Pop culture obsessives writing for the pop culture obsessed.
Pop culture obsessives writing for the pop culture obsessed.

Conan not doing so great at TBS

Illustration for article titled Conan not doing so great at TBS

As our own Scott Tobias observed in his comprehensive look at the state of Conan O’Brien, it would be shortsighted to make a judgment on the success of Conan after only eight short months in existence. However, it’s now been nine months, which means it’s safe for the Wall Street Journal to do just that: “TBS’s pricey Conan O’Brien experiment is flopping,” the article begins, before delving into all the options that the basic-cable channel is now considering in order to shore up the flagging show. According to their figures, Conan has experienced a 60-percent drop in viewers since debuting last year, and as of now, the show draws an average of 958,000 people per episode, rating far behind all of the major talk-show competitors in its time slot on broadcast and cable networks—even Chelsea Lately on some weeks—and only outpacing Jimmy Kimmel and Craig Ferguson, whose shows begin after midnight. Clearly, not exactly the brand-redefining zeitgeist moment they expected when they dropped $12 million.


So to boost the numbers, TBS is now "doubling down" to surround Conan with more complementary comedy shows, recently ditching Lopez Tonight, developing new original sitcoms, and—perhaps most depressing of all—spending $2 million per episode to run repeats of The Big Bang Theory right before it, two nights a week. To reiterate: Conan’s best hope right now is to capitalize on the lead-in of Big Bang Theory reruns. Of course, he won’t have very long to do that, as while the network’s official statement is that they hope that O’Brien will have a show at TBS for a very long time, negotiations are expected to begin within the next six months for the third season or beyond.
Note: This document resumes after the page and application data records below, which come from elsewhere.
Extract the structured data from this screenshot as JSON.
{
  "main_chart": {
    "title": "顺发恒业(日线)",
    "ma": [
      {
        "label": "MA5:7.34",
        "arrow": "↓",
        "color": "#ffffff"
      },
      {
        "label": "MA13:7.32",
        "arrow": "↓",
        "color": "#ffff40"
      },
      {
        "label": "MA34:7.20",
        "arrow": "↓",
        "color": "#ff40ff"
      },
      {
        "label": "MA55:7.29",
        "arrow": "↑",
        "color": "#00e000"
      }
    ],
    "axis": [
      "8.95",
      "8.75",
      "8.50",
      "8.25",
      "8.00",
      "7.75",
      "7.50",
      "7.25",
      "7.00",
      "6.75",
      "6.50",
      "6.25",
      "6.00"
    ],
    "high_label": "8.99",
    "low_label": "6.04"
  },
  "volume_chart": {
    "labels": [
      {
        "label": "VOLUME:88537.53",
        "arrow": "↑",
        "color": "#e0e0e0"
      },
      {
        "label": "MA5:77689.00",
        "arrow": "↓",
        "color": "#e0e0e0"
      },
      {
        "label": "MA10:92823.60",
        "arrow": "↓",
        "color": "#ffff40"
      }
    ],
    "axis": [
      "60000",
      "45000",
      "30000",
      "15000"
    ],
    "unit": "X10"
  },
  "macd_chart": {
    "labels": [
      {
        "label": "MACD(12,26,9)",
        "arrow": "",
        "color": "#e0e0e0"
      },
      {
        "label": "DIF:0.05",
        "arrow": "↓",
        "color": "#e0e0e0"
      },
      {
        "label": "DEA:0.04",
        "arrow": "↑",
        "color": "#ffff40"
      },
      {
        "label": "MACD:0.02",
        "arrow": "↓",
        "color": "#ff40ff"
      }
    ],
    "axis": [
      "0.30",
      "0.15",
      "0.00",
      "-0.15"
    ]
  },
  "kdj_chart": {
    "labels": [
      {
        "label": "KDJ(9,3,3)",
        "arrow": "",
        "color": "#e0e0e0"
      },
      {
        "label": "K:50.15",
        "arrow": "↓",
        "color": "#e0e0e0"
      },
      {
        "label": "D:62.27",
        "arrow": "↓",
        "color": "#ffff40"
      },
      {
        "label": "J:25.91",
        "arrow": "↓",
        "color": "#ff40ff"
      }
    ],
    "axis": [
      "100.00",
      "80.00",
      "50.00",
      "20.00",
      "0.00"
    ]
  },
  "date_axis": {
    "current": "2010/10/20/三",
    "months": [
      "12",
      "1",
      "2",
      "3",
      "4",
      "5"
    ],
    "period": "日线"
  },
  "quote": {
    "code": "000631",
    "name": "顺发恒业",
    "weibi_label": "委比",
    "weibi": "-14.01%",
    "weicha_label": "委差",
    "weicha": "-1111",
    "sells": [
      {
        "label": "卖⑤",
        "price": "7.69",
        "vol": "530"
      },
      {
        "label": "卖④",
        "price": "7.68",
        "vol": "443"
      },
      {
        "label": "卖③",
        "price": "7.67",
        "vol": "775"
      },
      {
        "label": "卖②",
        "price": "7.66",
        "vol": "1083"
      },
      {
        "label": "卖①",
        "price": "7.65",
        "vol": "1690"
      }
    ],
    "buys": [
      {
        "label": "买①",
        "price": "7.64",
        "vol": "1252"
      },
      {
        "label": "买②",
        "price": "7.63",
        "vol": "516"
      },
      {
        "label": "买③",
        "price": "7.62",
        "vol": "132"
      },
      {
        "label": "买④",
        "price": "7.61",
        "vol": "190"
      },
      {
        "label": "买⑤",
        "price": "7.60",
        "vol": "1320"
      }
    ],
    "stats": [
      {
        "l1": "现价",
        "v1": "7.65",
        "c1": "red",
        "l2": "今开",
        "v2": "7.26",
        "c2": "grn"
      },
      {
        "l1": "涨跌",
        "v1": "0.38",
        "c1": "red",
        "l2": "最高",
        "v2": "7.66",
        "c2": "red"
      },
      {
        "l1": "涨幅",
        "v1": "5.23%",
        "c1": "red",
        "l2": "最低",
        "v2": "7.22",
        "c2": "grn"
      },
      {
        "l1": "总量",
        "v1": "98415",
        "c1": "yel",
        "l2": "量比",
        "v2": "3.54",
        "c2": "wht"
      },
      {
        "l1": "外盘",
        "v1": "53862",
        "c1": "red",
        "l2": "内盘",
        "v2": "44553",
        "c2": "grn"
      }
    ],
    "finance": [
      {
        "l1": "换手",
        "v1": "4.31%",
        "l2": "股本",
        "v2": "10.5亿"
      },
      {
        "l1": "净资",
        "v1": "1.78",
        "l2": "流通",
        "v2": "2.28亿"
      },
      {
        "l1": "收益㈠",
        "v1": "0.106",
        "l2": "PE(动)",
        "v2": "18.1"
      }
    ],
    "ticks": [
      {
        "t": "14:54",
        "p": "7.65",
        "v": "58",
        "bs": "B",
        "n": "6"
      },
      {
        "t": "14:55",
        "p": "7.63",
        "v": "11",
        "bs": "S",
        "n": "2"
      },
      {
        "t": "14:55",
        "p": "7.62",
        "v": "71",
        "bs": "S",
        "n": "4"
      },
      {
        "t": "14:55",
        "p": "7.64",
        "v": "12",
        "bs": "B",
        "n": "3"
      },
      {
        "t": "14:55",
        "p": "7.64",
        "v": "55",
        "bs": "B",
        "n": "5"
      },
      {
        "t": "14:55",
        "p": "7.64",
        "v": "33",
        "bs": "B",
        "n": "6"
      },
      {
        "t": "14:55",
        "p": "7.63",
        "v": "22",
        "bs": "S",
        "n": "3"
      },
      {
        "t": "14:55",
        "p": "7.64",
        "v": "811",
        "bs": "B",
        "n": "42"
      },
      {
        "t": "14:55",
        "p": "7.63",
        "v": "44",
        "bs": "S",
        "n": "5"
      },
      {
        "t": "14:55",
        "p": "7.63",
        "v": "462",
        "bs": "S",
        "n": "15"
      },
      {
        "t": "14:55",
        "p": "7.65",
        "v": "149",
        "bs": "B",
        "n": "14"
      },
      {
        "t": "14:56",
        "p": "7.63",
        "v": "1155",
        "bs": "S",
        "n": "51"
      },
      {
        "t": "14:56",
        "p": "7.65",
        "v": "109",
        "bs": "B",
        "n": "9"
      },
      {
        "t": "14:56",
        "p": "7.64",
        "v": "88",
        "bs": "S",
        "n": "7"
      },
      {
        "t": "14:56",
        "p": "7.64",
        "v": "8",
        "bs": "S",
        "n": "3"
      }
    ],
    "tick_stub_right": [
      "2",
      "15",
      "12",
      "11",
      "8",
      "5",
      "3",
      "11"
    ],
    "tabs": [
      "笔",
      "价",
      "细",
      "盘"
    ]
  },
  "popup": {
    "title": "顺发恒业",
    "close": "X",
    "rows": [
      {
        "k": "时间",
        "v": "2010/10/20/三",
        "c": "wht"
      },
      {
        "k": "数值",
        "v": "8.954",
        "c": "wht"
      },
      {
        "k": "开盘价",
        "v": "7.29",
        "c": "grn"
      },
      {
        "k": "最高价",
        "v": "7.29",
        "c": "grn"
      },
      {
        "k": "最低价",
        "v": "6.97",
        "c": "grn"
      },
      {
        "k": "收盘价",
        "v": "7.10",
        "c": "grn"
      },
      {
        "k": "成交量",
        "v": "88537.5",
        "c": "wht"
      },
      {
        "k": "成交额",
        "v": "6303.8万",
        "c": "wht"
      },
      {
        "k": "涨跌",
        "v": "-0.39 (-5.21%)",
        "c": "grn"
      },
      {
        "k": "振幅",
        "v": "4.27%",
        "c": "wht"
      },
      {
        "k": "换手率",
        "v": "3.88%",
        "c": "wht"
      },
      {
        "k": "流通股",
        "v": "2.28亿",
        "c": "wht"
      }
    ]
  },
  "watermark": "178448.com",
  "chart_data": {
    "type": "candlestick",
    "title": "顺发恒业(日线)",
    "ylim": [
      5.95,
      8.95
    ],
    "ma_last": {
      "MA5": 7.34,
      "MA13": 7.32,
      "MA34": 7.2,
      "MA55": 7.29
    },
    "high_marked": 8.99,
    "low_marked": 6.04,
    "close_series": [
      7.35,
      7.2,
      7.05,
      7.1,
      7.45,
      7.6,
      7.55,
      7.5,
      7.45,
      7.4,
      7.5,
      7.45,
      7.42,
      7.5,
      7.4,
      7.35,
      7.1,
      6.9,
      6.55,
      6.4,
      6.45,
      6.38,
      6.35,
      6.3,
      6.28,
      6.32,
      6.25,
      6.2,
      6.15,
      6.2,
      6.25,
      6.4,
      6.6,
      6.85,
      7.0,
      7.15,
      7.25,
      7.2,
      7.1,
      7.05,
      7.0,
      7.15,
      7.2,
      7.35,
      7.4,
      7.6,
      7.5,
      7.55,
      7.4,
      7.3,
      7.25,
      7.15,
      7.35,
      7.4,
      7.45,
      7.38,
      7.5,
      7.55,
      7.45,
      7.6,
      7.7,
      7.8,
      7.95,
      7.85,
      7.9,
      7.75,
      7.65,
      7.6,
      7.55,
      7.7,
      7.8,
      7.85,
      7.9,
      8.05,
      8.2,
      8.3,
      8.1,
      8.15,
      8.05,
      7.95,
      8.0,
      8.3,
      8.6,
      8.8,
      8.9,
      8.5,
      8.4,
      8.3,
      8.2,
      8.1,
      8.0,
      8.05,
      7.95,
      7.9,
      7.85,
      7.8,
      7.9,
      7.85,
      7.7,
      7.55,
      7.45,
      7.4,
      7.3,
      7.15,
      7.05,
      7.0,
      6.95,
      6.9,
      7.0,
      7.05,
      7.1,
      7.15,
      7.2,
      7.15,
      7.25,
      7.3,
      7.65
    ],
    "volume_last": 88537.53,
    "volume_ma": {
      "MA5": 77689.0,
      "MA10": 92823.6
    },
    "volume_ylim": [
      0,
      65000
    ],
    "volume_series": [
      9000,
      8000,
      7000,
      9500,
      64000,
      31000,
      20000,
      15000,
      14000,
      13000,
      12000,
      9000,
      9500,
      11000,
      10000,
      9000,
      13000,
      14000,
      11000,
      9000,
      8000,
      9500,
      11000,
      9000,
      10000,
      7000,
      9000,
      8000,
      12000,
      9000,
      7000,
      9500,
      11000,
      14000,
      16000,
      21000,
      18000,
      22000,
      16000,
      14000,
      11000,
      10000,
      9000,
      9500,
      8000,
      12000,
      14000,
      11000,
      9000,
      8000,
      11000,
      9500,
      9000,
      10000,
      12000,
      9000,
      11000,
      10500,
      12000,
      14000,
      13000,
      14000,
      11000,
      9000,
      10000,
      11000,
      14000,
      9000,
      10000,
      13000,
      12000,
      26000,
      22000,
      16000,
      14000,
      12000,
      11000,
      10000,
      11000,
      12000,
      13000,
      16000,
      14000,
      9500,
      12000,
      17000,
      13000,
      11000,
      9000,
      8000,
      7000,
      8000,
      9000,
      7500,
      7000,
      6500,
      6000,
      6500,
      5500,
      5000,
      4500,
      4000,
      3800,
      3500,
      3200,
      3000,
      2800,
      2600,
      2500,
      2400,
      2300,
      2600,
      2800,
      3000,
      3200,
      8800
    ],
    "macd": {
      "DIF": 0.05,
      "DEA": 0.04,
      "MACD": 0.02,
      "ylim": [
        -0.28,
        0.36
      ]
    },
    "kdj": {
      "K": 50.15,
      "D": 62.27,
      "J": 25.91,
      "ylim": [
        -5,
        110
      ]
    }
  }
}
Still, TBS remains adamant that Conan is “the centerpiece of our network,” and continues to trumpet the fact that O’Brien attracts the youngest audience among all late-night talk shows. Unfortunately, it looks like not enough of those young people are actually into watching a late-night talk show.